The early part of the evening went smoothly, but once the arena lot hit capacity, there were some unavoidable delays.

“When you’re dealing with a weekday event, there’s going to be commuter traffic as well,” Perkins said.

The backup of cars and commuters on Wade and Blue Ridge were “sheer volume” issues, not logistics, Perkins said.

“Once we shut the property down, that obviously takes away some of the main staging areas that we have around the property,” Perkins said.

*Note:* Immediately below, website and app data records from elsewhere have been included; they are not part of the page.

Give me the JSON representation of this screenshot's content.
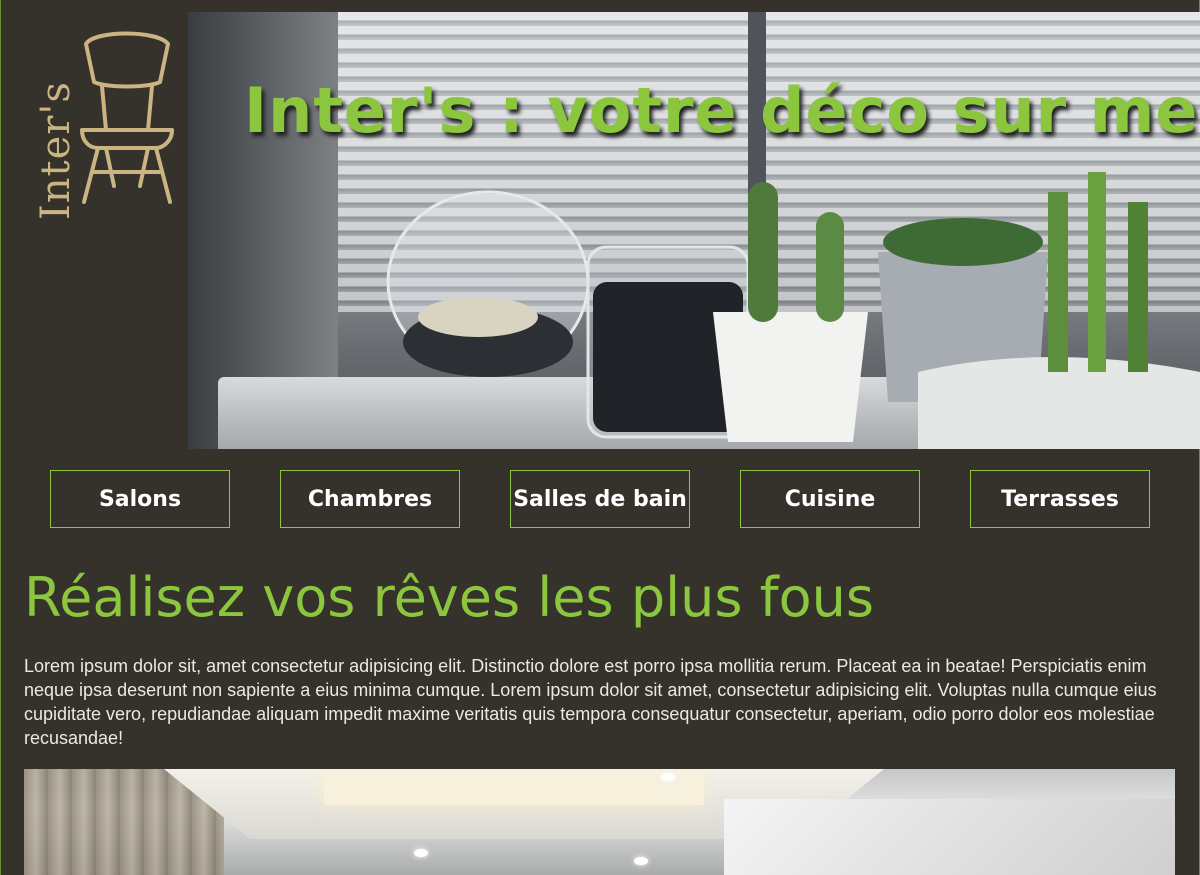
{
  "brand": {
    "name": "Inter's"
  },
  "hero": {
    "title": "Inter's : votre déco sur mesure"
  },
  "nav": {
    "items": [
      {
        "label": "Salons"
      },
      {
        "label": "Chambres"
      },
      {
        "label": "Salles de bain"
      },
      {
        "label": "Cuisine"
      },
      {
        "label": "Terrasses"
      }
    ]
  },
  "main": {
    "title": "Réalisez vos rêves les plus fous",
    "intro": "Lorem ipsum dolor sit, amet consectetur adipisicing elit. Distinctio dolore est porro ipsa mollitia rerum. Placeat ea in beatae! Perspiciatis enim neque ipsa deserunt non sapiente a eius minima cumque. Lorem ipsum dolor sit amet, consectetur adipisicing elit. Voluptas nulla cumque eius cupiditate vero, repudiandae aliquam impedit maxime veritatis quis tempora consequatur consectetur, aperiam, odio porro dolor eos molestiae recusandae!"
  },
  "colors": {
    "background": "#35322c",
    "accent": "#8cc63f",
    "logo": "#c9b482",
    "text": "#ebe9e4"
  },
  "icons": {
    "logo": "chair-icon"
  }
}
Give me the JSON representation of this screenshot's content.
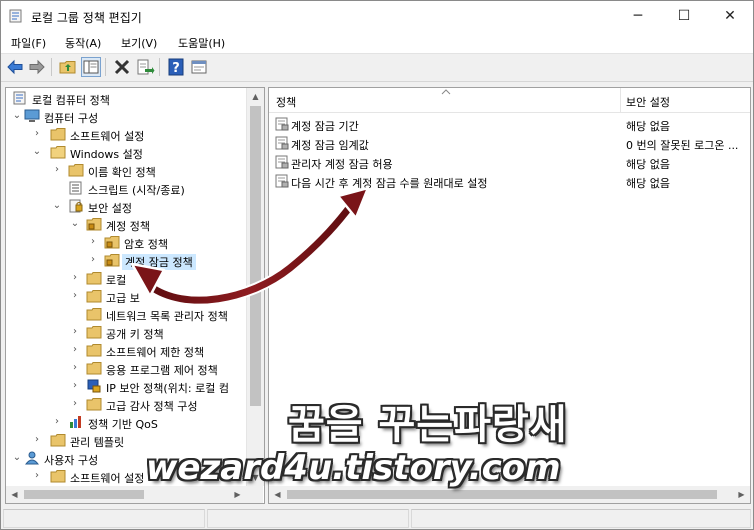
{
  "window": {
    "title": "로컬 그룹 정책 편집기",
    "minimize_glyph": "─",
    "maximize_glyph": "☐",
    "close_glyph": "✕"
  },
  "menu": [
    "파일(F)",
    "동작(A)",
    "보기(V)",
    "도움말(H)"
  ],
  "toolbar_icons": [
    "back-icon",
    "forward-icon",
    "up-folder-icon",
    "show-hide-tree-icon",
    "delete-icon",
    "export-list-icon",
    "help-icon",
    "properties-icon"
  ],
  "tree": {
    "items": [
      {
        "label": "로컬 컴퓨터 정책",
        "icon": "policy-doc-icon"
      },
      {
        "label": "컴퓨터 구성",
        "icon": "computer-icon"
      },
      {
        "label": "소프트웨어 설정",
        "icon": "folder-icon"
      },
      {
        "label": "Windows 설정",
        "icon": "folder-icon"
      },
      {
        "label": "이름 확인 정책",
        "icon": "folder-icon"
      },
      {
        "label": "스크립트 (시작/종료)",
        "icon": "script-icon"
      },
      {
        "label": "보안 설정",
        "icon": "security-icon"
      },
      {
        "label": "계정 정책",
        "icon": "lock-folder-icon"
      },
      {
        "label": "암호 정책",
        "icon": "lock-folder-icon"
      },
      {
        "label": "계정 잠금 정책",
        "icon": "lock-folder-icon"
      },
      {
        "label": "로컬",
        "icon": "folder-icon"
      },
      {
        "label": "고급 보",
        "icon": "folder-icon"
      },
      {
        "label": "네트워크 목록 관리자 정책",
        "icon": "folder-icon"
      },
      {
        "label": "공개 키 정책",
        "icon": "folder-icon"
      },
      {
        "label": "소프트웨어 제한 정책",
        "icon": "folder-icon"
      },
      {
        "label": "응용 프로그램 제어 정책",
        "icon": "folder-icon"
      },
      {
        "label": "IP 보안 정책(위치: 로컬 컴",
        "icon": "ip-security-icon"
      },
      {
        "label": "고급 감사 정책 구성",
        "icon": "folder-icon"
      },
      {
        "label": "정책 기반 QoS",
        "icon": "qos-chart-icon"
      },
      {
        "label": "관리 템플릿",
        "icon": "folder-icon"
      },
      {
        "label": "사용자 구성",
        "icon": "user-icon"
      },
      {
        "label": "소프트웨어 설정",
        "icon": "folder-icon"
      }
    ],
    "selected_index": 9
  },
  "details": {
    "column_policy": "정책",
    "column_setting": "보안 설정",
    "rows": [
      {
        "name": "계정 잠금 기간",
        "value": "해당 없음"
      },
      {
        "name": "계정 잠금 임계값",
        "value": "0 번의 잘못된 로그온 ..."
      },
      {
        "name": "관리자 계정 잠금 허용",
        "value": "해당 없음"
      },
      {
        "name": "다음 시간 후 계정 잠금 수를 원래대로 설정",
        "value": "해당 없음"
      }
    ]
  },
  "watermark": {
    "line1": "꿈을 꾸는파랑새",
    "line2": "wezard4u.tistory.com"
  },
  "colors": {
    "selection": "#cce8ff",
    "annotation_arrow": "#7a1418",
    "folder": "#e9c46a"
  }
}
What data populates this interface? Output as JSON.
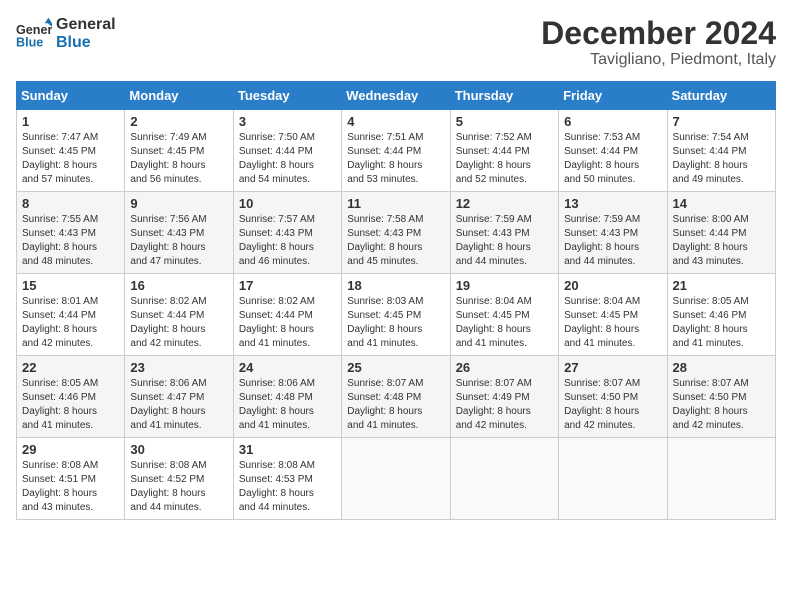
{
  "header": {
    "logo_line1": "General",
    "logo_line2": "Blue",
    "month": "December 2024",
    "location": "Tavigliano, Piedmont, Italy"
  },
  "weekdays": [
    "Sunday",
    "Monday",
    "Tuesday",
    "Wednesday",
    "Thursday",
    "Friday",
    "Saturday"
  ],
  "weeks": [
    [
      {
        "day": "1",
        "sunrise": "7:47 AM",
        "sunset": "4:45 PM",
        "daylight": "8 hours and 57 minutes."
      },
      {
        "day": "2",
        "sunrise": "7:49 AM",
        "sunset": "4:45 PM",
        "daylight": "8 hours and 56 minutes."
      },
      {
        "day": "3",
        "sunrise": "7:50 AM",
        "sunset": "4:44 PM",
        "daylight": "8 hours and 54 minutes."
      },
      {
        "day": "4",
        "sunrise": "7:51 AM",
        "sunset": "4:44 PM",
        "daylight": "8 hours and 53 minutes."
      },
      {
        "day": "5",
        "sunrise": "7:52 AM",
        "sunset": "4:44 PM",
        "daylight": "8 hours and 52 minutes."
      },
      {
        "day": "6",
        "sunrise": "7:53 AM",
        "sunset": "4:44 PM",
        "daylight": "8 hours and 50 minutes."
      },
      {
        "day": "7",
        "sunrise": "7:54 AM",
        "sunset": "4:44 PM",
        "daylight": "8 hours and 49 minutes."
      }
    ],
    [
      {
        "day": "8",
        "sunrise": "7:55 AM",
        "sunset": "4:43 PM",
        "daylight": "8 hours and 48 minutes."
      },
      {
        "day": "9",
        "sunrise": "7:56 AM",
        "sunset": "4:43 PM",
        "daylight": "8 hours and 47 minutes."
      },
      {
        "day": "10",
        "sunrise": "7:57 AM",
        "sunset": "4:43 PM",
        "daylight": "8 hours and 46 minutes."
      },
      {
        "day": "11",
        "sunrise": "7:58 AM",
        "sunset": "4:43 PM",
        "daylight": "8 hours and 45 minutes."
      },
      {
        "day": "12",
        "sunrise": "7:59 AM",
        "sunset": "4:43 PM",
        "daylight": "8 hours and 44 minutes."
      },
      {
        "day": "13",
        "sunrise": "7:59 AM",
        "sunset": "4:43 PM",
        "daylight": "8 hours and 44 minutes."
      },
      {
        "day": "14",
        "sunrise": "8:00 AM",
        "sunset": "4:44 PM",
        "daylight": "8 hours and 43 minutes."
      }
    ],
    [
      {
        "day": "15",
        "sunrise": "8:01 AM",
        "sunset": "4:44 PM",
        "daylight": "8 hours and 42 minutes."
      },
      {
        "day": "16",
        "sunrise": "8:02 AM",
        "sunset": "4:44 PM",
        "daylight": "8 hours and 42 minutes."
      },
      {
        "day": "17",
        "sunrise": "8:02 AM",
        "sunset": "4:44 PM",
        "daylight": "8 hours and 41 minutes."
      },
      {
        "day": "18",
        "sunrise": "8:03 AM",
        "sunset": "4:45 PM",
        "daylight": "8 hours and 41 minutes."
      },
      {
        "day": "19",
        "sunrise": "8:04 AM",
        "sunset": "4:45 PM",
        "daylight": "8 hours and 41 minutes."
      },
      {
        "day": "20",
        "sunrise": "8:04 AM",
        "sunset": "4:45 PM",
        "daylight": "8 hours and 41 minutes."
      },
      {
        "day": "21",
        "sunrise": "8:05 AM",
        "sunset": "4:46 PM",
        "daylight": "8 hours and 41 minutes."
      }
    ],
    [
      {
        "day": "22",
        "sunrise": "8:05 AM",
        "sunset": "4:46 PM",
        "daylight": "8 hours and 41 minutes."
      },
      {
        "day": "23",
        "sunrise": "8:06 AM",
        "sunset": "4:47 PM",
        "daylight": "8 hours and 41 minutes."
      },
      {
        "day": "24",
        "sunrise": "8:06 AM",
        "sunset": "4:48 PM",
        "daylight": "8 hours and 41 minutes."
      },
      {
        "day": "25",
        "sunrise": "8:07 AM",
        "sunset": "4:48 PM",
        "daylight": "8 hours and 41 minutes."
      },
      {
        "day": "26",
        "sunrise": "8:07 AM",
        "sunset": "4:49 PM",
        "daylight": "8 hours and 42 minutes."
      },
      {
        "day": "27",
        "sunrise": "8:07 AM",
        "sunset": "4:50 PM",
        "daylight": "8 hours and 42 minutes."
      },
      {
        "day": "28",
        "sunrise": "8:07 AM",
        "sunset": "4:50 PM",
        "daylight": "8 hours and 42 minutes."
      }
    ],
    [
      {
        "day": "29",
        "sunrise": "8:08 AM",
        "sunset": "4:51 PM",
        "daylight": "8 hours and 43 minutes."
      },
      {
        "day": "30",
        "sunrise": "8:08 AM",
        "sunset": "4:52 PM",
        "daylight": "8 hours and 44 minutes."
      },
      {
        "day": "31",
        "sunrise": "8:08 AM",
        "sunset": "4:53 PM",
        "daylight": "8 hours and 44 minutes."
      },
      null,
      null,
      null,
      null
    ]
  ]
}
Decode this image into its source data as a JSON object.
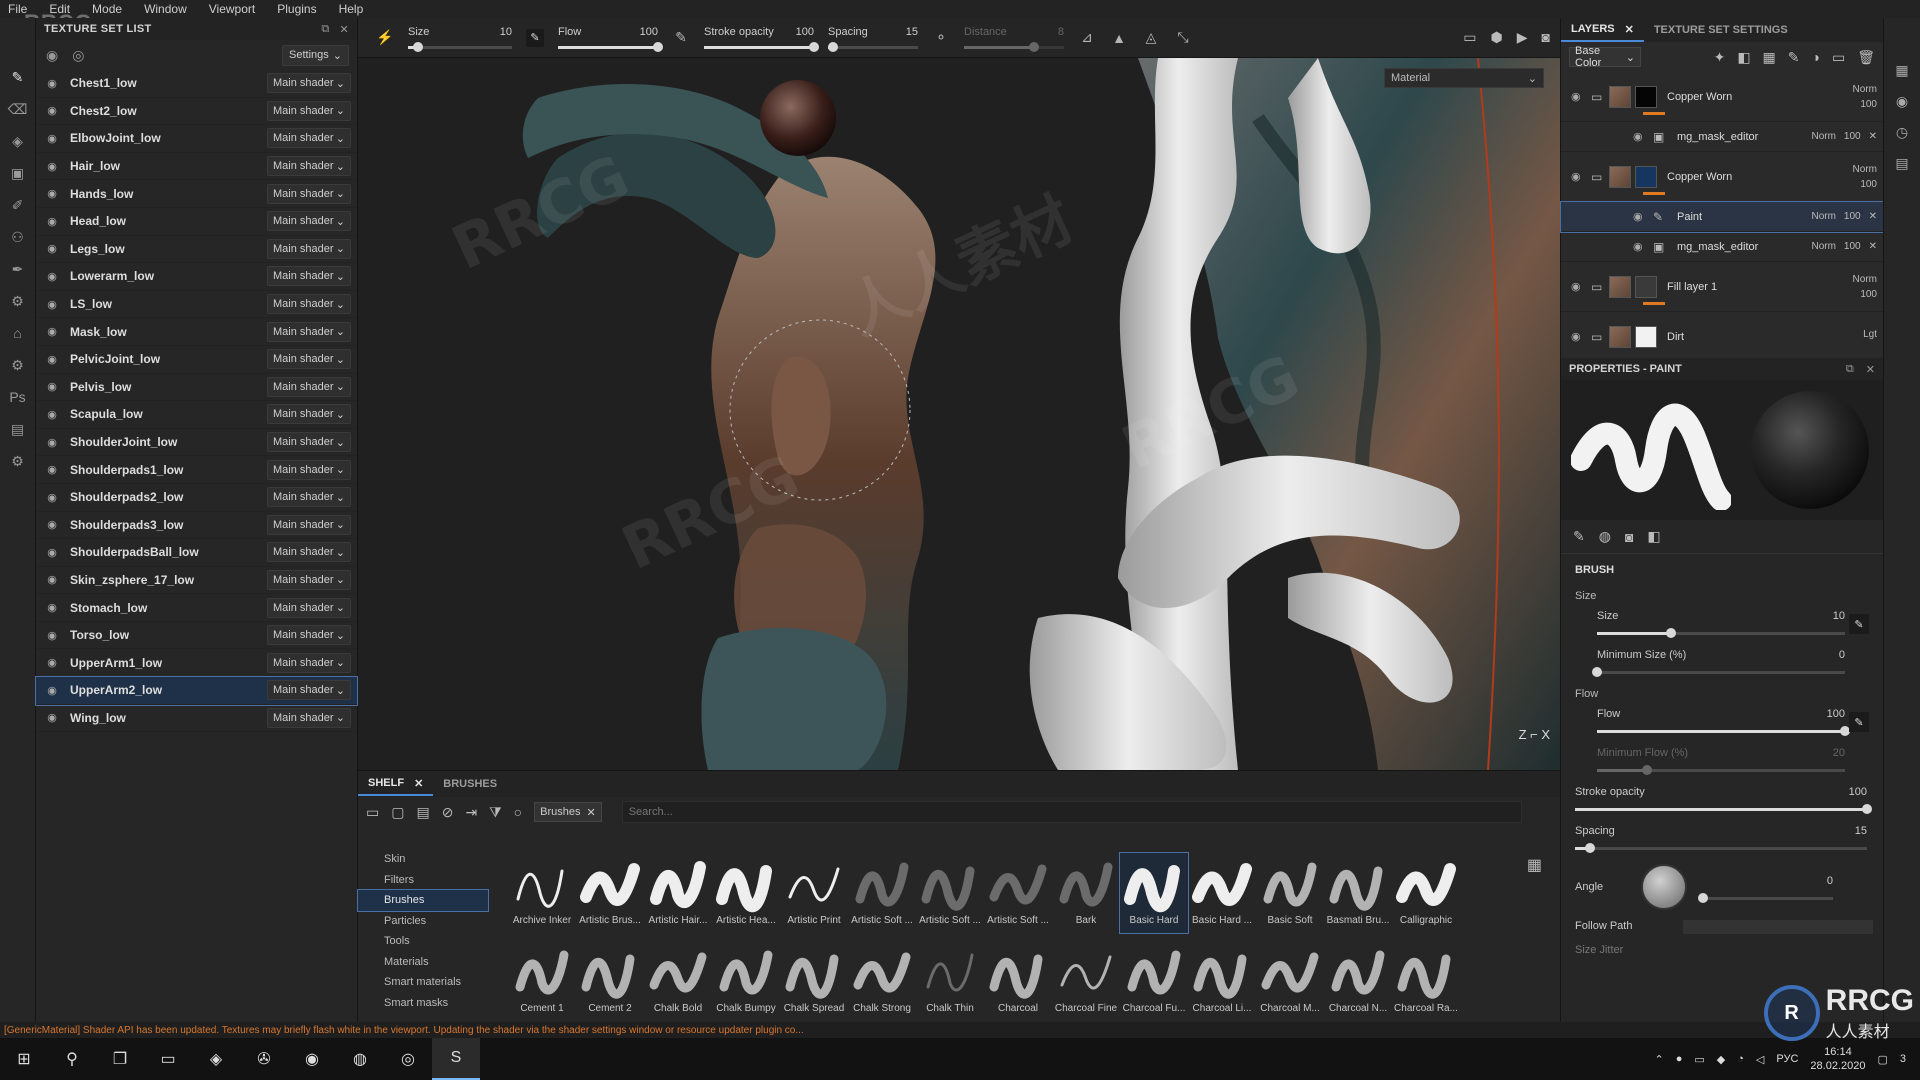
{
  "menu": [
    "File",
    "Edit",
    "Mode",
    "Window",
    "Viewport",
    "Plugins",
    "Help"
  ],
  "logo_top": "RRCG",
  "texture_set_list": {
    "title": "TEXTURE SET LIST",
    "settings_label": "Settings",
    "shader_label": "Main shader",
    "selected_index": 22,
    "items": [
      "Chest1_low",
      "Chest2_low",
      "ElbowJoint_low",
      "Hair_low",
      "Hands_low",
      "Head_low",
      "Legs_low",
      "Lowerarm_low",
      "LS_low",
      "Mask_low",
      "PelvicJoint_low",
      "Pelvis_low",
      "Scapula_low",
      "ShoulderJoint_low",
      "Shoulderpads1_low",
      "Shoulderpads2_low",
      "Shoulderpads3_low",
      "ShoulderpadsBall_low",
      "Skin_zsphere_17_low",
      "Stomach_low",
      "Torso_low",
      "UpperArm1_low",
      "UpperArm2_low",
      "Wing_low"
    ]
  },
  "toolbar": {
    "size": {
      "label": "Size",
      "value": "10",
      "fraction": 0.1
    },
    "flow": {
      "label": "Flow",
      "value": "100",
      "fraction": 1.0
    },
    "stroke_opacity": {
      "label": "Stroke opacity",
      "value": "100",
      "fraction": 1.0
    },
    "spacing": {
      "label": "Spacing",
      "value": "15",
      "fraction": 0.05
    },
    "distance": {
      "label": "Distance",
      "value": "8",
      "fraction": 0.7
    }
  },
  "viewport": {
    "material_select": "Material",
    "axis": "Z ⌐ X"
  },
  "layers": {
    "tab_layers": "LAYERS",
    "tab_tss": "TEXTURE SET SETTINGS",
    "channel": "Base Color",
    "rows": [
      {
        "kind": "big",
        "name": "Copper Worn",
        "thumb": "black",
        "blend": "Norm",
        "opacity": "100",
        "selected": false
      },
      {
        "kind": "sub",
        "name": "mg_mask_editor",
        "blend": "Norm",
        "opacity": "100",
        "selected": false
      },
      {
        "kind": "big",
        "name": "Copper Worn",
        "thumb": "blue",
        "blend": "Norm",
        "opacity": "100",
        "selected": false
      },
      {
        "kind": "sub",
        "name": "Paint",
        "blend": "Norm",
        "opacity": "100",
        "selected": true
      },
      {
        "kind": "sub",
        "name": "mg_mask_editor",
        "blend": "Norm",
        "opacity": "100",
        "selected": false
      },
      {
        "kind": "big",
        "name": "Fill layer 1",
        "thumb": "grey",
        "blend": "Norm",
        "opacity": "100",
        "selected": false
      },
      {
        "kind": "big",
        "name": "Dirt",
        "thumb": "white",
        "blend": "Lgt",
        "opacity": "",
        "selected": false
      }
    ]
  },
  "properties": {
    "title": "PROPERTIES - PAINT",
    "brush_section": "BRUSH",
    "size_group": "Size",
    "size": {
      "label": "Size",
      "value": "10",
      "fraction": 0.3
    },
    "min_size": {
      "label": "Minimum Size (%)",
      "value": "0",
      "fraction": 0.0
    },
    "flow_group": "Flow",
    "flow": {
      "label": "Flow",
      "value": "100",
      "fraction": 1.0
    },
    "min_flow": {
      "label": "Minimum Flow (%)",
      "value": "20",
      "fraction": 0.2
    },
    "stroke_opacity": {
      "label": "Stroke opacity",
      "value": "100",
      "fraction": 1.0
    },
    "spacing": {
      "label": "Spacing",
      "value": "15",
      "fraction": 0.05
    },
    "angle": {
      "label": "Angle",
      "value": "0",
      "fraction": 0.0
    },
    "follow_path": "Follow Path",
    "size_jitter": "Size Jitter"
  },
  "shelf": {
    "tab_shelf": "SHELF",
    "tab_brushes": "BRUSHES",
    "filter_chip": "Brushes",
    "search_placeholder": "Search...",
    "categories": [
      "Skin",
      "Filters",
      "Brushes",
      "Particles",
      "Tools",
      "Materials",
      "Smart materials",
      "Smart masks"
    ],
    "active_category": 2,
    "active_brush": 9,
    "brushes": [
      "Archive Inker",
      "Artistic Brus...",
      "Artistic Hair...",
      "Artistic Hea...",
      "Artistic Print",
      "Artistic Soft ...",
      "Artistic Soft ...",
      "Artistic Soft ...",
      "Bark",
      "Basic Hard",
      "Basic Hard ...",
      "Basic Soft",
      "Basmati Bru...",
      "Calligraphic",
      "Cement 1",
      "Cement 2",
      "Chalk Bold",
      "Chalk Bumpy",
      "Chalk Spread",
      "Chalk Strong",
      "Chalk Thin",
      "Charcoal",
      "Charcoal Fine",
      "Charcoal Fu...",
      "Charcoal Li...",
      "Charcoal M...",
      "Charcoal N...",
      "Charcoal Ra..."
    ]
  },
  "status": "[GenericMaterial] Shader API has been updated. Textures may briefly flash white in the viewport. Updating the shader via the shader settings window or resource updater plugin co...",
  "taskbar": {
    "lang": "РУС",
    "time": "16:14",
    "date": "28.02.2020",
    "notifications": "3"
  },
  "watermark_text": "RRCG",
  "watermark_cn": "人人素材",
  "corner_logo": {
    "big": "RRCG",
    "small": "人人素材"
  },
  "colors": {
    "accent": "#4a8ad8",
    "selection": "#1f3148",
    "status_orange": "#d9772e",
    "mask_orange": "#e07a22"
  }
}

There are an additional 4,000 parking spots in the Carter-Finley Stadium lots, Perkins said, and those are the best option for fans who can’t get to the arena before 6 p.m.

There were 110 arena members of the arena staff working in the parking lots, Perkins said. The general parking cost is $20. There are prepaid parking options, at the time of the ticket purchase, Perkins said.

There are also alternate options to getting to the game. Perkins said between 400 and 500 cars used the Uber or Lyft dropoff area.

Caniac Coach buses also run from downtown and North Hills to the arena and there’s a GoTriangle bus that picks up fans at the Crabtree Valley Mall.

For the fans going to Game 4 on Thursday night, also a 7 p.m. start, Perkins said the best way to avoid traffic issues is to get to the arena early. If you’re running late, avoid Edwards Mill and plan on taking a different entrance.

And, Perkins said, there is one other way hockey fans can get an assist.

“If you’re not going to the game, please take a different route and avoid the area,” he said.

Joe Giglio has worked at The N&O since 1995 and has regularly reported on the ACC since 2005. He grew up in Ringwood, N.J. and graduated from N.C. State.
Support my work with a digital subscription